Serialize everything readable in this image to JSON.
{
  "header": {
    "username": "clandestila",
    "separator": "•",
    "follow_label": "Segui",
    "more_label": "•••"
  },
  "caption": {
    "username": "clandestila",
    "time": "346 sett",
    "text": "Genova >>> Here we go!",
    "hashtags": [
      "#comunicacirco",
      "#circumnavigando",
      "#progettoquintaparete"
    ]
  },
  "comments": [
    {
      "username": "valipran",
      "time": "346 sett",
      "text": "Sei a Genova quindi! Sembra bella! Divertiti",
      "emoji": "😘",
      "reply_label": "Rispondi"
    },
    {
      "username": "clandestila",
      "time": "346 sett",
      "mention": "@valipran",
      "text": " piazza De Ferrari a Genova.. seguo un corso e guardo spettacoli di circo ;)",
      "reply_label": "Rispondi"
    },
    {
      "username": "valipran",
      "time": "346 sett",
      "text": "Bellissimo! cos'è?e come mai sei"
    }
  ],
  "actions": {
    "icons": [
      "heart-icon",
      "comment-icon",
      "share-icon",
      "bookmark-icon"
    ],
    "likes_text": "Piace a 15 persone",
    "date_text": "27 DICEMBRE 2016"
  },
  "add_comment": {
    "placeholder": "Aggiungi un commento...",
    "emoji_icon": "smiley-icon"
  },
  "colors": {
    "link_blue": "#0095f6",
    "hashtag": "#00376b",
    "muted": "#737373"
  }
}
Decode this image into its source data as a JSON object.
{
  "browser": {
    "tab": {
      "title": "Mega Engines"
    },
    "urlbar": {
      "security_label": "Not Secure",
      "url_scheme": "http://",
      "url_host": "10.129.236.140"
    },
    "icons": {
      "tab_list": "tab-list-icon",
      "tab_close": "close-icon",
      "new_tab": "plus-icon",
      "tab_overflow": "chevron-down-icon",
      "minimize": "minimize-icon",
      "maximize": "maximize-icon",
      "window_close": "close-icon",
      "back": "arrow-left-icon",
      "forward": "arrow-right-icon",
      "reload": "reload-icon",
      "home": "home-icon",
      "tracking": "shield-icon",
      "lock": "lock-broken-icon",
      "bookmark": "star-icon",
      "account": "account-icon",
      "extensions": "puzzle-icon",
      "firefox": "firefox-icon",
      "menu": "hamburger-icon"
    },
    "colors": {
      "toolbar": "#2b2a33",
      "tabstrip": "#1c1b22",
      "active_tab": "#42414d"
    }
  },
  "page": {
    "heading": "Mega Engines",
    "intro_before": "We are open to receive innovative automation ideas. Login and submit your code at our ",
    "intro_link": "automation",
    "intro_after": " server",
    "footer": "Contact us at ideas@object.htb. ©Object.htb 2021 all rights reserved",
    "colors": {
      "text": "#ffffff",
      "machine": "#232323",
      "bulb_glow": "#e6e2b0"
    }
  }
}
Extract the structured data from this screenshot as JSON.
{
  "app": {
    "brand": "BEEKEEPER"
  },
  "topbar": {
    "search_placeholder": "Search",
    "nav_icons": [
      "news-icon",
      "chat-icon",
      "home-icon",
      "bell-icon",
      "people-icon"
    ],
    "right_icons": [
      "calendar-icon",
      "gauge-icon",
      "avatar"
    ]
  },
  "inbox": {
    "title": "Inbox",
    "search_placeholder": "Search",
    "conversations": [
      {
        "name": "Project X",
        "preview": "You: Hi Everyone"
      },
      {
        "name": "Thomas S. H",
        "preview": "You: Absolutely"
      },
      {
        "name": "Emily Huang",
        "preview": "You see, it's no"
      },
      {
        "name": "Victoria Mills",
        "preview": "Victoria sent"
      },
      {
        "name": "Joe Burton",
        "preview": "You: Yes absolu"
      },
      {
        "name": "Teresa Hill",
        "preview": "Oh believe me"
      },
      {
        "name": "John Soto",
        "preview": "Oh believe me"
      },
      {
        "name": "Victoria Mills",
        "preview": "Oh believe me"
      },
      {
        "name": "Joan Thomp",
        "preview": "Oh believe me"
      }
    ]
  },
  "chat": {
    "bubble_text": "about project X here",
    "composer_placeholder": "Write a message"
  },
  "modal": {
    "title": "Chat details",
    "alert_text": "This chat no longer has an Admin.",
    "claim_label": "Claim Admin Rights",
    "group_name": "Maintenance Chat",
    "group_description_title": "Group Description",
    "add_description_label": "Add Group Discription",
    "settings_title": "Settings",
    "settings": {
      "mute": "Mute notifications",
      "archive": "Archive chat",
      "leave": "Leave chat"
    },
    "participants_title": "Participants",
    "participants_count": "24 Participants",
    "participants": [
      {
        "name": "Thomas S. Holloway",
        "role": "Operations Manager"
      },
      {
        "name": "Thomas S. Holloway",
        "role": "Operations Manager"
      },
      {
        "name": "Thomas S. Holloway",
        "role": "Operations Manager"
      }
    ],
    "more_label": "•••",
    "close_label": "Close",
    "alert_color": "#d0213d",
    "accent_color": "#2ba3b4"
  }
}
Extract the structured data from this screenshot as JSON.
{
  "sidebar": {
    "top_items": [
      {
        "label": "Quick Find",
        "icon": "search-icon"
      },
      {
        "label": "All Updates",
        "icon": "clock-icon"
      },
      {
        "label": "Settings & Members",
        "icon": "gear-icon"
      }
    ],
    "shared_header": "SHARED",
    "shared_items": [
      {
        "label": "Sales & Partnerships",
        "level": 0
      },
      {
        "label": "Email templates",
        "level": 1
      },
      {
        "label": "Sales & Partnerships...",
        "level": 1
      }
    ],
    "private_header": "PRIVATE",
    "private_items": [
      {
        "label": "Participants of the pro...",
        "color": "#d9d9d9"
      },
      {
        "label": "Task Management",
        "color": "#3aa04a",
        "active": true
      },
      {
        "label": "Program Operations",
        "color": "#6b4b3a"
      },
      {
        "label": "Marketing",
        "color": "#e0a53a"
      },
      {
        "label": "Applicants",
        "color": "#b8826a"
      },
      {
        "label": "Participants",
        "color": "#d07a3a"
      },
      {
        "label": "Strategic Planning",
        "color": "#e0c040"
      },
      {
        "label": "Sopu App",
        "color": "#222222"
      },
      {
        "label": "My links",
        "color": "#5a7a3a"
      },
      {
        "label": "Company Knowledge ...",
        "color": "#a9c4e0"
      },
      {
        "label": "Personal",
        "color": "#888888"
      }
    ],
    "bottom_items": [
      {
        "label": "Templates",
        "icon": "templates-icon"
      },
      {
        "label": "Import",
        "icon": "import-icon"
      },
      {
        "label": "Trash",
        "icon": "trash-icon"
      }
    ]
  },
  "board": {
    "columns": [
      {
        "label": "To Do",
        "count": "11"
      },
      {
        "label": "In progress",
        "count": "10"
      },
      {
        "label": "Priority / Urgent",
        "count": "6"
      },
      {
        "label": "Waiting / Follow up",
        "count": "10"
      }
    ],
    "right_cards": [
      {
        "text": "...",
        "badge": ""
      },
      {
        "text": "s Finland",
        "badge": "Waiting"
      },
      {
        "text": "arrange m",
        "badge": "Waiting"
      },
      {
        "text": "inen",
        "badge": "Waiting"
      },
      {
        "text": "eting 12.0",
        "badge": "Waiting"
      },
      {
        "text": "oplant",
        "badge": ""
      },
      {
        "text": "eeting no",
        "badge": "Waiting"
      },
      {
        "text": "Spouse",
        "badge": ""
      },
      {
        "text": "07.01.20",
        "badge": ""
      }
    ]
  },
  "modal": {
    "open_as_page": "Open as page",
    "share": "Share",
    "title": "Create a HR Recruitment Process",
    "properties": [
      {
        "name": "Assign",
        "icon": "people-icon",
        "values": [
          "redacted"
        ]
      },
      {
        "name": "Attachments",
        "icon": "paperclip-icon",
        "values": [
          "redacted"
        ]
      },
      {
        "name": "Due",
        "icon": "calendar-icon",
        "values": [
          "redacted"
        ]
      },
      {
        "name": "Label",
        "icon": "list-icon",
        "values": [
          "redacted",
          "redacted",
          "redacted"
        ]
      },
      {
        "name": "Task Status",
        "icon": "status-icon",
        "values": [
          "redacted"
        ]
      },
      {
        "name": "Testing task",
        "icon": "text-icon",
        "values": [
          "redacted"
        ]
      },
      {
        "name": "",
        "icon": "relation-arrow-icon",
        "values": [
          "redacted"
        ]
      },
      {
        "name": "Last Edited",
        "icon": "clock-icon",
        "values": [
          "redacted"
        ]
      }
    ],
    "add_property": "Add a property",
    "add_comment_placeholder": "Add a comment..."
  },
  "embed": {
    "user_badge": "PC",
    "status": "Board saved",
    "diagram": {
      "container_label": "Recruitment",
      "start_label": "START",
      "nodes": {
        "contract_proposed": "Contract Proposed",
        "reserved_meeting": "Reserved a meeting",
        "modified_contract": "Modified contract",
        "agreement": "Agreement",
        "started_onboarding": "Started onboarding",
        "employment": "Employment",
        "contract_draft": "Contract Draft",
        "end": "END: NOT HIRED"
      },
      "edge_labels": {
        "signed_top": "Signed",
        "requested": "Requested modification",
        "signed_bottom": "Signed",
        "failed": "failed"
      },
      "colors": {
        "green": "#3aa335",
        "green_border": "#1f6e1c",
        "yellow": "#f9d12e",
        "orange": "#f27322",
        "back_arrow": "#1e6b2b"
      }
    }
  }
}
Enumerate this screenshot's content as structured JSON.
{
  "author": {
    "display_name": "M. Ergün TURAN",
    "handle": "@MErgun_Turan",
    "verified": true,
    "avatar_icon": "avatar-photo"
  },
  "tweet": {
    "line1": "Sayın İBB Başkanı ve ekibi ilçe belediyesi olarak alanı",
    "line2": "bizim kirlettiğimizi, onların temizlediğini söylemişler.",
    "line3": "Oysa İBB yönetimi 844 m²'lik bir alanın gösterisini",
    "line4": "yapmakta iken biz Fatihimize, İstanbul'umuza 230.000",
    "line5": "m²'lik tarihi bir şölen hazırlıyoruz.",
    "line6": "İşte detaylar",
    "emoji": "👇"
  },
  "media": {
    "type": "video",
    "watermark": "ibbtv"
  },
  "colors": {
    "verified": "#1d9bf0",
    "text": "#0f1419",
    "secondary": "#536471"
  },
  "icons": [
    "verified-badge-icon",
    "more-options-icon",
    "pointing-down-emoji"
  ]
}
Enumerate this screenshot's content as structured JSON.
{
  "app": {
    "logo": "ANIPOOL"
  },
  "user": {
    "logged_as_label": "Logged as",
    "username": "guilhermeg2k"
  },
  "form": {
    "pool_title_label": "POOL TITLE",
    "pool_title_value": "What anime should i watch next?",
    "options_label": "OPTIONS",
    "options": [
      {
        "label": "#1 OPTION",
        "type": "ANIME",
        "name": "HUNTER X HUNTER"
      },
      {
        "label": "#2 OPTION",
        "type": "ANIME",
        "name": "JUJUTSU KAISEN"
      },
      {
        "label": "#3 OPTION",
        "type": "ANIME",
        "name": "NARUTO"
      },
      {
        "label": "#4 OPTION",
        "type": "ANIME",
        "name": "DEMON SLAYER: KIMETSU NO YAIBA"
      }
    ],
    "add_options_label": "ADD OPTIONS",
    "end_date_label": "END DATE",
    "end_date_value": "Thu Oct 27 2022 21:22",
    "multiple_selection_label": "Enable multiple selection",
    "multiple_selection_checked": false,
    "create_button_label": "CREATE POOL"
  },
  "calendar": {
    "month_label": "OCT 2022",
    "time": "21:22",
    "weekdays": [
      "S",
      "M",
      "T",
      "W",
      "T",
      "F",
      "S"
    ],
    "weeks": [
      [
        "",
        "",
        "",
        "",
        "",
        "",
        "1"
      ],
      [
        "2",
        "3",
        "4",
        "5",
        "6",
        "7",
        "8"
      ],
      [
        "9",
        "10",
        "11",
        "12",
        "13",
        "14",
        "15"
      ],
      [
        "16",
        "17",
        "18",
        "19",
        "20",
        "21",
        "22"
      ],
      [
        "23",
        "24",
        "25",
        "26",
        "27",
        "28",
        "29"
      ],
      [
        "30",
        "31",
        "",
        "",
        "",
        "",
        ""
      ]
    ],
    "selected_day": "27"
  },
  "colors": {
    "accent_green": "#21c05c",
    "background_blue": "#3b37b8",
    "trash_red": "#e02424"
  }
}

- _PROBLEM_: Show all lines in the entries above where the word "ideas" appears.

- _ANSWER_:
    "intro_before": "We are open to receive innovative automation ideas. Login and submit your code at our ",
    "footer": "Contact us at ideas@object.htb. ©Object.htb 2021 all rights reserved",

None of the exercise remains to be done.